The Irish romantic comedy Goldfish Memory, which opens this year's Pittsburgh International Lesbian & Gay Film Festival, has ample story content that's appropriate to its venue: a spirited lesbian TV news reporter who hits on a protester at a St. Patrick's Day parade; a raffish lad who returns his current lover's toothbrush personally -- to the man's office -- the morning after.
But writer/director Liz Gill balances these situations with some heterosexual characters facing their own romantic pangs and troubles. It's a choice that puts all (or at least several) combinations of love on equal footing, and that creates a world where "nothing is forbidden," where the closet is mostly for clothes, and where you can't tell what's what or who's who until someone flirts with someone (and sometimes not even then).

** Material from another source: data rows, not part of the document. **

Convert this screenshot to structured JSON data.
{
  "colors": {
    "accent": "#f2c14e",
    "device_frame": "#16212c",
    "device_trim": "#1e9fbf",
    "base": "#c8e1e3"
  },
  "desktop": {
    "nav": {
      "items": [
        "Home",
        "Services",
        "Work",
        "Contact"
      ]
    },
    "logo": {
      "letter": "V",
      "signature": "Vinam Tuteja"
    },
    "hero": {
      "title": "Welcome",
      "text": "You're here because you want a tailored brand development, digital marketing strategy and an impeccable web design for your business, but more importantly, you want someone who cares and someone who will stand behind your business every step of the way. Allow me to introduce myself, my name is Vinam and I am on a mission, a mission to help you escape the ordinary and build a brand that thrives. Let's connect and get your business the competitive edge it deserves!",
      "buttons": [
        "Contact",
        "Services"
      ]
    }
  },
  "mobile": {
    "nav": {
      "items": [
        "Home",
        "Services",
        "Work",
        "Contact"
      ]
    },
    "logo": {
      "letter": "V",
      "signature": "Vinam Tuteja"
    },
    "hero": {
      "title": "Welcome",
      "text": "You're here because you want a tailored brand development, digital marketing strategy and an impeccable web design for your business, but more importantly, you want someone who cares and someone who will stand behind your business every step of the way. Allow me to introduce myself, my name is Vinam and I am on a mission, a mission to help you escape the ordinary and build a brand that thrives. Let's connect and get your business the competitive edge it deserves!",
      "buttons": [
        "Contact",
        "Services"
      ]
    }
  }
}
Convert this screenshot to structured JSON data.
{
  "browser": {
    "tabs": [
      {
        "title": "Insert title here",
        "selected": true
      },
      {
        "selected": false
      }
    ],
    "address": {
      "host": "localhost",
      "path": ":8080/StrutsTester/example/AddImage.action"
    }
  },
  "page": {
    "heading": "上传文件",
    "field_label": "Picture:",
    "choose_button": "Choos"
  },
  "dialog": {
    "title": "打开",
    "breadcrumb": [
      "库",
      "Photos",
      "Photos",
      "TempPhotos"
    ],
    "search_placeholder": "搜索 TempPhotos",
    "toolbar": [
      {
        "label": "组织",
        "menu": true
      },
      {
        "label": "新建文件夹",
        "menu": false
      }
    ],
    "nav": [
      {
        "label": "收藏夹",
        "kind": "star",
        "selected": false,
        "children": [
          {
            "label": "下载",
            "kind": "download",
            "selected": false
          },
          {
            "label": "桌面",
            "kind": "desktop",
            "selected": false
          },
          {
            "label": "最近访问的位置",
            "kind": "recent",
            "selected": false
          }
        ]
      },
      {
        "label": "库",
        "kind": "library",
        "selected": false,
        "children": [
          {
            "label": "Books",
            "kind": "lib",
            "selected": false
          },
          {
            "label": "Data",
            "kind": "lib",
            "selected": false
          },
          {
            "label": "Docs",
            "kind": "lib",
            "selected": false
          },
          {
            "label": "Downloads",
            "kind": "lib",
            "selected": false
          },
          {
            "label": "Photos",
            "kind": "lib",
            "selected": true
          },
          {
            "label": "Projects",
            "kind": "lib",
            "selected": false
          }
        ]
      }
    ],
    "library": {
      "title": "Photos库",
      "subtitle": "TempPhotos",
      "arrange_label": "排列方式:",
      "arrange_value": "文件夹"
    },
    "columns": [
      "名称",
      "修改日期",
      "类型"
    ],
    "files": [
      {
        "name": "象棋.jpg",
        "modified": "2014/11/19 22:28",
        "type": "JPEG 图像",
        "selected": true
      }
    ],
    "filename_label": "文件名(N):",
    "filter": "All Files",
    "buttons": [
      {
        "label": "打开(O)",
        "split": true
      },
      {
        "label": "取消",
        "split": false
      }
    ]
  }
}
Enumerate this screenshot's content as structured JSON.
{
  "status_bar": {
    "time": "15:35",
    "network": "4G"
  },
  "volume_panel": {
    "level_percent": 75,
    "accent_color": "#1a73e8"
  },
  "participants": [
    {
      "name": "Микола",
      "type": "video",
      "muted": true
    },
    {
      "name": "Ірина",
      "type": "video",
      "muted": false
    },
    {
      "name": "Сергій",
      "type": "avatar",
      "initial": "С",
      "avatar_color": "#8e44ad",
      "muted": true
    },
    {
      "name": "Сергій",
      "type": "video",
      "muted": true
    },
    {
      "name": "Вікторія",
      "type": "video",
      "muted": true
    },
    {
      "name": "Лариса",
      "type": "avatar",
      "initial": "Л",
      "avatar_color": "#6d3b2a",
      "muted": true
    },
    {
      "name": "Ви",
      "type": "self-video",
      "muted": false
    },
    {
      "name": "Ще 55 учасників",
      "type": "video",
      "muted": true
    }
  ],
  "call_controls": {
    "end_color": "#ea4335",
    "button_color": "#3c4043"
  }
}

So OK. Here goes. Tom is a philandering 40ish college lit professor who fancies brainy younger women, especially his blond student Isolde, with whom he's currently sleeping. Angie is a TV reporter in her 30s who fancies Clara, who's only 22 and who has a progressive young boyfriend who's totally keen on her newly emerging proclivity (and not because he wants to watch). Angie's guy pal Red is a bike messenger who fancies David, a waiter who has a girlfriend and who's "not gay," which he declares between kisses with Red under a streetlight after a few rounds at the pub.
What follows is a roundelay of hookups, breakups and conversations about why we put ourselves through such agony, set in a radiant Dublin by day and night, and all of it pleasantly entertaining, if a bit superfluous and familiar in the post-Queer As Folk and The L Word era (though not the least bit sexually explicit).
It's probably no coincidence that Tom and Angie, the post-twentysomethings in the mix, declare love too early in their relationships and scare their lovers off. ("'I love you' really means 'Do you love me' and 'I own you' and all that crap," Clara tells Angie in bed one morning.) That may seem like a twist on the anticipated head-over-heels naïveté of youth, but Goldfish Memory appears to follow the thinking that the older you get, the lonelier you become, and so love takes on a greater urgency.
Gill keeps her movie bright and airy, with no talk much heavier than some epigrams on love and romance that will make you smile and nod with recognition before you quickly forget them. Her actors are thoroughly charming, and to accent the equality of the pairings, she cuts freely between them in ways that occasionally make it seem like the hets are ringing up the 'mos. Her title comes from the fact (or "fact") that a goldfish's memory lasts for only three seconds. So each trip 'round the fishbowl -- just like each time through the wringer of love -- feels (as they say) like the very first time.